Prof. Véronique Mottier, UNIL & Jesus College, Cambridge
Véronique Mottier is an expert in discourse/narrative theory and analysis which she has taught at the universities of Cambridge, Geneva, and Lausanne; additionally, she has also taught one/two-week interpretive methods courses at the Essex Summer School in Social Science Data Analysis and Collection (1999-2006), the European University Institute in Florence, the Universities of Lisbonne, Pretoria, and Johannesburg. Her substantive research and teaching interests are in the areas of historical and political sociology; gender, sexuality and ‘race’; and welfare states and social exclusion.

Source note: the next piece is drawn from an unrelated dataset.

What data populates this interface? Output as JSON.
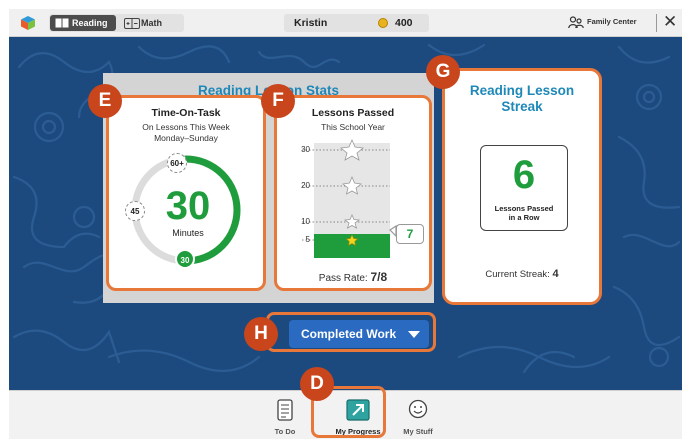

Her books include Sexuality (Sterling, 2010); Sexuality: A Very Short Introduction (OUP, 2008), and the co-edited volumes Pflege, Stigmatisierung und Eugenik (Seismo, 2007), Genre et politique (Gallimard, 2000), and Politics of Sexuality: Identity, Gender, Citizenship (Routledge, 1998).